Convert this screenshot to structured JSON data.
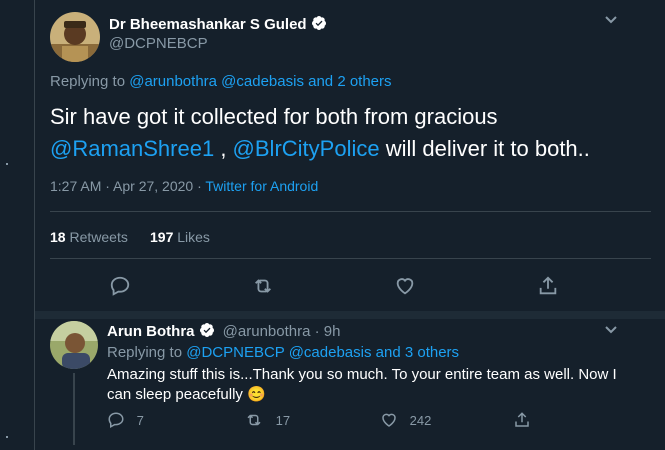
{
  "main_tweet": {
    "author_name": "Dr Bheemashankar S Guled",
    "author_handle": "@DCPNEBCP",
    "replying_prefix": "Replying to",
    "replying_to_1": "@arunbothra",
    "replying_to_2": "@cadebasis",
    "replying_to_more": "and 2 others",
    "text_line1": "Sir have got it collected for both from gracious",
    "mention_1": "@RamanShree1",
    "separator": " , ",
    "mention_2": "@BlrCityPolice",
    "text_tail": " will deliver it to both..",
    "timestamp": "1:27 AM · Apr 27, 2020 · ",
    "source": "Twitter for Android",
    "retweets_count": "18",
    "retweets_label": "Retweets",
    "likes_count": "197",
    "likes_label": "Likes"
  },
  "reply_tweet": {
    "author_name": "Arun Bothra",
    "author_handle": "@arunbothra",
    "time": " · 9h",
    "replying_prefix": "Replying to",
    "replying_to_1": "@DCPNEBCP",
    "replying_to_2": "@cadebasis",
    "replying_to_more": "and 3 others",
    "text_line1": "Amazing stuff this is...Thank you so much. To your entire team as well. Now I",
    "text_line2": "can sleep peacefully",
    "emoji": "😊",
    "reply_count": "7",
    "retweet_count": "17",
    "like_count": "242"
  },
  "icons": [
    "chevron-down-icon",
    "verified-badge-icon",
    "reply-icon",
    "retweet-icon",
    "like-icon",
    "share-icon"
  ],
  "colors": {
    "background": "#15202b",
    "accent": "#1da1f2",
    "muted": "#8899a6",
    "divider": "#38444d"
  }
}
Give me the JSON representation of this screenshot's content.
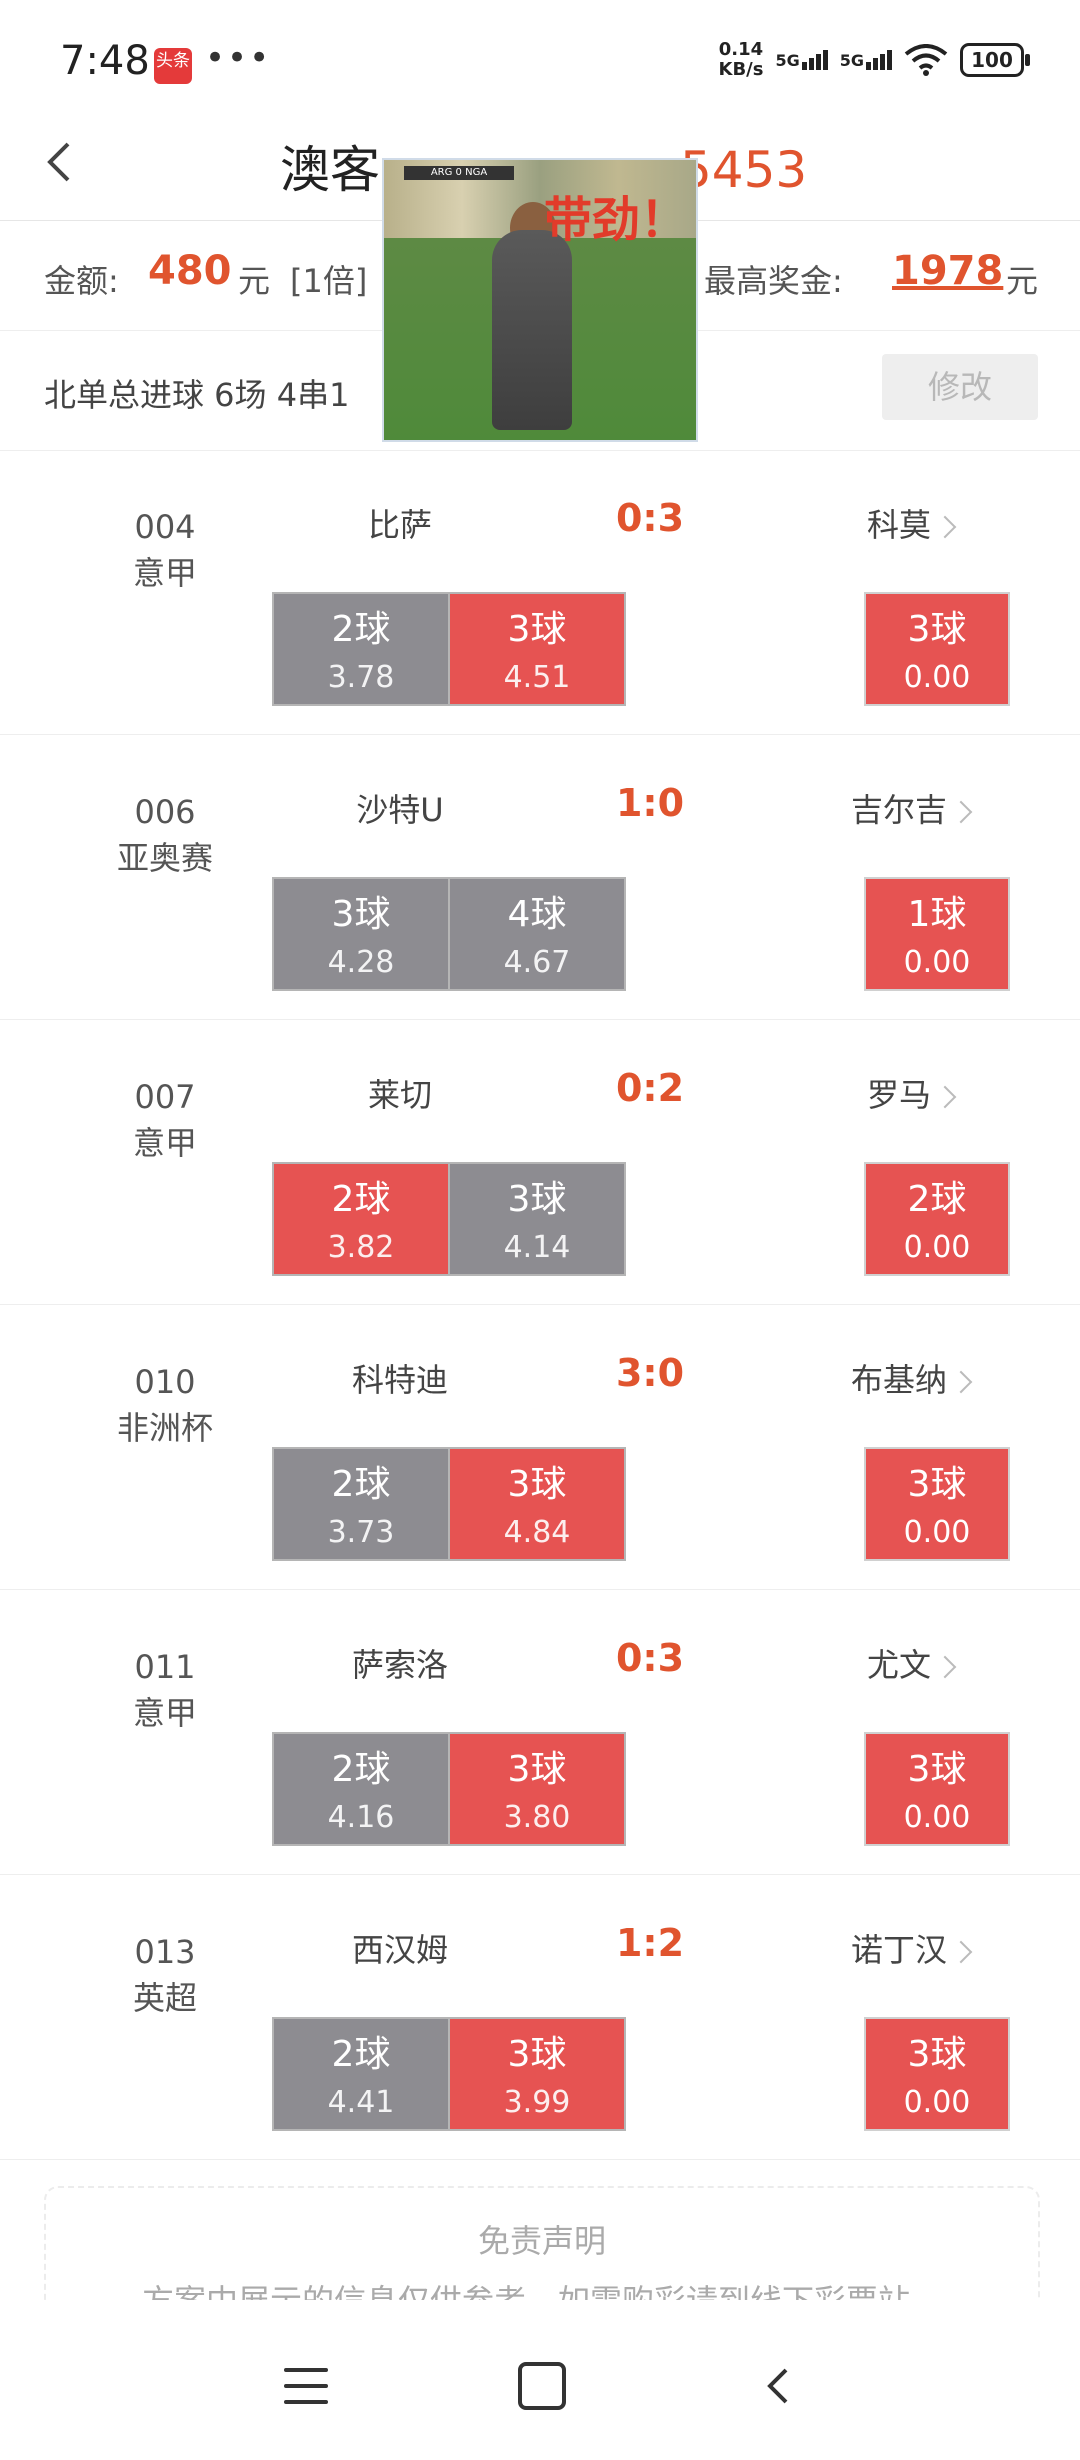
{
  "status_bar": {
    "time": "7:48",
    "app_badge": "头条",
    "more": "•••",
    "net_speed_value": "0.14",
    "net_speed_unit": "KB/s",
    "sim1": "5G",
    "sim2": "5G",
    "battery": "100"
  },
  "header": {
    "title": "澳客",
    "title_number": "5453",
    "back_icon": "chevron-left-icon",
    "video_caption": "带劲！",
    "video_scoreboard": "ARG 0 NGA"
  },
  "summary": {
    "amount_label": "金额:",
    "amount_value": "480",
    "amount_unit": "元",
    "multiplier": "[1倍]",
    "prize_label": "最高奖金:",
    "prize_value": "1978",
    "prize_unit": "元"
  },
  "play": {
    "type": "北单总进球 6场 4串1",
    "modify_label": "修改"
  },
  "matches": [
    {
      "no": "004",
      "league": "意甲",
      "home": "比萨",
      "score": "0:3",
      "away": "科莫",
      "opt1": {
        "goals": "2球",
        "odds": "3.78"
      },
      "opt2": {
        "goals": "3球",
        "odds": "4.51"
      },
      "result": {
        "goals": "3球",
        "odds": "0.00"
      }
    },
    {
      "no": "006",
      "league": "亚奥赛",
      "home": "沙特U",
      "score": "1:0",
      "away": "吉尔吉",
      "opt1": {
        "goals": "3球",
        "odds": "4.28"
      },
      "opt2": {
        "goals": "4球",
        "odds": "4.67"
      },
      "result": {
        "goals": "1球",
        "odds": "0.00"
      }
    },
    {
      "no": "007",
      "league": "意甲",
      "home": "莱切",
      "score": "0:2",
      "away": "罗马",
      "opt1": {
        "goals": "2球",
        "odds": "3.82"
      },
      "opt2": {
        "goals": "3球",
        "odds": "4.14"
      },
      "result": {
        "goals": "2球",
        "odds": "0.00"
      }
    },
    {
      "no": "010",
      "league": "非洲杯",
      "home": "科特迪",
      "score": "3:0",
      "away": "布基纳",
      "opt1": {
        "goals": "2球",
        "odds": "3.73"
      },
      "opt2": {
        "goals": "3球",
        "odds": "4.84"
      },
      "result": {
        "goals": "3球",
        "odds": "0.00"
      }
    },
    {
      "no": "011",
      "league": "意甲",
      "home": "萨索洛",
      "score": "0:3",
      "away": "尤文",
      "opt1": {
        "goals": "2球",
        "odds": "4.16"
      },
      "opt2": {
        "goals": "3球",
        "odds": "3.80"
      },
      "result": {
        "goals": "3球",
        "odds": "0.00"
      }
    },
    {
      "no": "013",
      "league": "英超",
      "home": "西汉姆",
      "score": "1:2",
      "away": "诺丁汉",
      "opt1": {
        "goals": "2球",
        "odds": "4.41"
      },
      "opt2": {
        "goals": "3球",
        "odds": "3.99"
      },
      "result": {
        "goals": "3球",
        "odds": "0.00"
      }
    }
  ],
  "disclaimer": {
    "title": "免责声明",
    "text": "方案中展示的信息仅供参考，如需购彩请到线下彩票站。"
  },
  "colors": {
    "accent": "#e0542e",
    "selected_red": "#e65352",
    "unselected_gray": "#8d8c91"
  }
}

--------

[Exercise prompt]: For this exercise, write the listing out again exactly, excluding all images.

[Response area]:
Convert this screenshot to structured JSON data.
{
  "main_tweet": {
    "author_name": "Dr Bheemashankar S Guled",
    "author_handle": "@DCPNEBCP",
    "replying_prefix": "Replying to",
    "replying_to_1": "@arunbothra",
    "replying_to_2": "@cadebasis",
    "replying_to_more": "and 2 others",
    "text_line1": "Sir have got it collected for both from gracious",
    "mention_1": "@RamanShree1",
    "separator": " , ",
    "mention_2": "@BlrCityPolice",
    "text_tail": " will deliver it to both..",
    "timestamp": "1:27 AM · Apr 27, 2020 · ",
    "source": "Twitter for Android",
    "retweets_count": "18",
    "retweets_label": "Retweets",
    "likes_count": "197",
    "likes_label": "Likes"
  },
  "reply_tweet": {
    "author_name": "Arun Bothra",
    "author_handle": "@arunbothra",
    "time": " · 9h",
    "replying_prefix": "Replying to",
    "replying_to_1": "@DCPNEBCP",
    "replying_to_2": "@cadebasis",
    "replying_to_more": "and 3 others",
    "text_line1": "Amazing stuff this is...Thank you so much. To your entire team as well. Now I",
    "text_line2": "can sleep peacefully",
    "emoji": "😊",
    "reply_count": "7",
    "retweet_count": "17",
    "like_count": "242"
  },
  "icons": [
    "chevron-down-icon",
    "verified-badge-icon",
    "reply-icon",
    "retweet-icon",
    "like-icon",
    "share-icon"
  ],
  "colors": {
    "background": "#15202b",
    "accent": "#1da1f2",
    "muted": "#8899a6",
    "divider": "#38444d"
  }
}
Give me the JSON representation of this screenshot's content.
{
  "status_bar": {
    "time": "7:48",
    "app_badge": "头条",
    "more": "•••",
    "net_speed_value": "0.14",
    "net_speed_unit": "KB/s",
    "sim1": "5G",
    "sim2": "5G",
    "battery": "100"
  },
  "header": {
    "title": "澳客",
    "title_number": "5453",
    "back_icon": "chevron-left-icon",
    "video_caption": "带劲！",
    "video_scoreboard": "ARG 0 NGA"
  },
  "summary": {
    "amount_label": "金额:",
    "amount_value": "480",
    "amount_unit": "元",
    "multiplier": "[1倍]",
    "prize_label": "最高奖金:",
    "prize_value": "1978",
    "prize_unit": "元"
  },
  "play": {
    "type": "北单总进球 6场 4串1",
    "modify_label": "修改"
  },
  "matches": [
    {
      "no": "004",
      "league": "意甲",
      "home": "比萨",
      "score": "0:3",
      "away": "科莫",
      "opt1": {
        "goals": "2球",
        "odds": "3.78"
      },
      "opt2": {
        "goals": "3球",
        "odds": "4.51"
      },
      "result": {
        "goals": "3球",
        "odds": "0.00"
      }
    },
    {
      "no": "006",
      "league": "亚奥赛",
      "home": "沙特U",
      "score": "1:0",
      "away": "吉尔吉",
      "opt1": {
        "goals": "3球",
        "odds": "4.28"
      },
      "opt2": {
        "goals": "4球",
        "odds": "4.67"
      },
      "result": {
        "goals": "1球",
        "odds": "0.00"
      }
    },
    {
      "no": "007",
      "league": "意甲",
      "home": "莱切",
      "score": "0:2",
      "away": "罗马",
      "opt1": {
        "goals": "2球",
        "odds": "3.82"
      },
      "opt2": {
        "goals": "3球",
        "odds": "4.14"
      },
      "result": {
        "goals": "2球",
        "odds": "0.00"
      }
    },
    {
      "no": "010",
      "league": "非洲杯",
      "home": "科特迪",
      "score": "3:0",
      "away": "布基纳",
      "opt1": {
        "goals": "2球",
        "odds": "3.73"
      },
      "opt2": {
        "goals": "3球",
        "odds": "4.84"
      },
      "result": {
        "goals": "3球",
        "odds": "0.00"
      }
    },
    {
      "no": "011",
      "league": "意甲",
      "home": "萨索洛",
      "score": "0:3",
      "away": "尤文",
      "opt1": {
        "goals": "2球",
        "odds": "4.16"
      },
      "opt2": {
        "goals": "3球",
        "odds": "3.80"
      },
      "result": {
        "goals": "3球",
        "odds": "0.00"
      }
    },
    {
      "no": "013",
      "league": "英超",
      "home": "西汉姆",
      "score": "1:2",
      "away": "诺丁汉",
      "opt1": {
        "goals": "2球",
        "odds": "4.41"
      },
      "opt2": {
        "goals": "3球",
        "odds": "3.99"
      },
      "result": {
        "goals": "3球",
        "odds": "0.00"
      }
    }
  ],
  "disclaimer": {
    "title": "免责声明",
    "text": "方案中展示的信息仅供参考，如需购彩请到线下彩票站。"
  },
  "colors": {
    "accent": "#e0542e",
    "selected_red": "#e65352",
    "unselected_gray": "#8d8c91"
  }
}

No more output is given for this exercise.